Until well after the Middle Ages, virtually all of the black pepper found in Europe, the Middle East, and North Africa travelled there from India's Malabar region.  By the 16th century, pepper was also being grown in Java, Sunda, Sumatra, Madagascar, Malaysia, and elsewhere in Southeast Asia, but these areas traded mainly with China, or used the pepper locally.

Once the British influence in India grew the East India Company took
over the pepper trade and the vast tonnage brought in on its ships reduced the price, turning it into an everyday item rather than a luxury. Pepper is neither savoury nor sweet and adds flavour and heat to cooking.

Types of Pepper


Black pepper is produced from the still-green unripe pepper plant. The fruits are cooked briefly in hot water, both to clean them and to prepare them for drying. They are dried in the sun or by machine for several days, during which the pepper around the seed shrinks and darkens into a thin, wrinkled black layer. Once dried, the spice is called black peppercorn.

There are different types of black pepper:

Tellicherry Black pepper from South India  - The champagne of black pepper. Very bold, pungent aroma. Not for the fainthearted. Use where you want a very pronounced, lingering pepper flavour. Best in Indian food.

Sarawak Black from Borneo and Malaysia - Relatively mild with a fruity bouquet. Best suited to delicate flavours. Try grinding over fresh strawberries.

Lampong Black From Sumatra, Indonesia - Mildly pungent and aromatic. This is the one to use when making curry mixtures


White pepper consists of the core of a ripe fruit after the husk has been removed. This is usually accomplished by a process known as retting, where fully ripe peppers are soaked in water for about a week, during which the flesh of the pepper softens and decompsoses. Rubbing then removes what remains of the fruit, and the naked seed is dried. White pepper is sometimes used in dishes like light-coloured sauces or mashed potatoes, where ground black pepper would visibly stand out. There is disagreement regarding which is generally spicier. They have differing flavor due to the presence of certain compounds in the outer fruit layer of the berry that are not found in the seed.

One type of white pepper is:

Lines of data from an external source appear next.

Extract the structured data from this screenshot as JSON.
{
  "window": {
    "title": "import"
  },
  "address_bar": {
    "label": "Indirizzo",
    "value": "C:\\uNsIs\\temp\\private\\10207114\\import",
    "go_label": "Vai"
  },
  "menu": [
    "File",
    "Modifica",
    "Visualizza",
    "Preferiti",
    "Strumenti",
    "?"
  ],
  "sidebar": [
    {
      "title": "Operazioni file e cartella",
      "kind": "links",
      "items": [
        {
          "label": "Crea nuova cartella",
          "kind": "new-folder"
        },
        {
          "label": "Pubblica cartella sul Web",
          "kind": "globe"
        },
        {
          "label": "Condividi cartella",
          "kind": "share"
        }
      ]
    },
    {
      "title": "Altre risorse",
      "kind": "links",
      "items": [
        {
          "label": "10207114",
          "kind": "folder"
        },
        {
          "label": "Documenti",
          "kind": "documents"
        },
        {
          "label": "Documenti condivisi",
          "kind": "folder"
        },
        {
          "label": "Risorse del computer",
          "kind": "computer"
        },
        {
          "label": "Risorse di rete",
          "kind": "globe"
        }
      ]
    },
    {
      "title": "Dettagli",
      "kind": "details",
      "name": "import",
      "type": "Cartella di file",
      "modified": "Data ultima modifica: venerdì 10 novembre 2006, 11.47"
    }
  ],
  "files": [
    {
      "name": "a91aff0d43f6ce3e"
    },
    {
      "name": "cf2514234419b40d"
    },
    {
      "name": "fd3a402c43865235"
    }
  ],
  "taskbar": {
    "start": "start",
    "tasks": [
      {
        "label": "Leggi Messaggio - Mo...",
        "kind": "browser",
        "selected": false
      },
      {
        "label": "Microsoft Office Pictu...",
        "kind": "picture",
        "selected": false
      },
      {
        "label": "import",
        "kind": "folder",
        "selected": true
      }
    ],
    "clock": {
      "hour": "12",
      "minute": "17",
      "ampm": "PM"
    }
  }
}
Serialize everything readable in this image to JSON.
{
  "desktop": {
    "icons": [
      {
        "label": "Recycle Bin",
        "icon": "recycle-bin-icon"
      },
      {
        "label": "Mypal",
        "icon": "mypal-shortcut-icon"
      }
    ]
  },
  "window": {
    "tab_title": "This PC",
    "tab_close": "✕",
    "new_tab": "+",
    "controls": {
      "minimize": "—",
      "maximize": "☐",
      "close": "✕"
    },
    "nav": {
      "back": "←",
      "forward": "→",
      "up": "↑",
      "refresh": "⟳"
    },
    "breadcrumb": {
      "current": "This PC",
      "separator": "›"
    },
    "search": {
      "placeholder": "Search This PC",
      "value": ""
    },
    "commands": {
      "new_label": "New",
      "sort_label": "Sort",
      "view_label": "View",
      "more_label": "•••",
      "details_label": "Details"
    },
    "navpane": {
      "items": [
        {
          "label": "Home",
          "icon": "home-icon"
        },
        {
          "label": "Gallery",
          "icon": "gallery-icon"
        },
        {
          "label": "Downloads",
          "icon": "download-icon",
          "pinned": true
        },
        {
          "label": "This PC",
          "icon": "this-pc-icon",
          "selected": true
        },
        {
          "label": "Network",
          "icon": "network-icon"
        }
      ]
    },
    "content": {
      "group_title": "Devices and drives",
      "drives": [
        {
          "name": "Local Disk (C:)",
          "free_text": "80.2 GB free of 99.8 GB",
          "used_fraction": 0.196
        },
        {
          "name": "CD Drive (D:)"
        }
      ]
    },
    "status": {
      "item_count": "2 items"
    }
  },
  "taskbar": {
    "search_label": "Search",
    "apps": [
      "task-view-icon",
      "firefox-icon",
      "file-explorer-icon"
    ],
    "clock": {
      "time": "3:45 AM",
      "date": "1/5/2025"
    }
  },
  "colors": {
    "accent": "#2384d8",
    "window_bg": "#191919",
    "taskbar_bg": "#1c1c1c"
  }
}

  • Muntok white pepper is from Bangka Island, Indonesia. It is slightly musty with a smooth flavour. Tends not to linger on the palate and is good for soups and starters


Green pepper is milder than black pepper, but, like black, is made from the unripe fruits. Dried green peppercorns are treated in a way that retains the green colour. Fresh, unpreserved green pepper fruits, largely unknown in the West, are used in some Asian cuisines, particularly Thai cuisine. Their flavour has been described as piquant and fresh, with a bright aroma. They decay quickly if not dried or preserved. To preserve, unripe fruits are pickled in brine or vinegar before drying.


Black, white and green pepper all comes from the same plant, red and pink pepper however comes from something else entirely.  It is also called “False Pepper” from the seed of an evergreen tree grown in South America. It has a sweet, piquant flavour, but is mostly used for its appearance.

Facts And Tips On Pepper

  • When using Pepper you should always use it freshly ground.
  • The flavour of pepper comes from the pepperin oils inside the corn. Once the peppercorn is ground the flavours are released.
  • In order to get the most flavour, the corn should be ground just prior to use. There are two ways to release the flavour one is by heat and one is by milling.
  • This is why it is possible to put whole peppercorns in a pepper sauce and still get the flavour without them being crushed. e.g. Fillet steak au poivre.
  • New industrial mills that grind pepper are internally cooled in order to retain as much flavour as possible in the ground pepper.
  • Pepper is treated as a commodity and is bought using a Spot-Buy method on the market.
  • The price depends on the how good the weather is for pepper cultivation and the demand for it.
  • The pepper used in Cole and Mason mills is a high grade pepper, which is determined by the low moisture content of the corn and the flavour.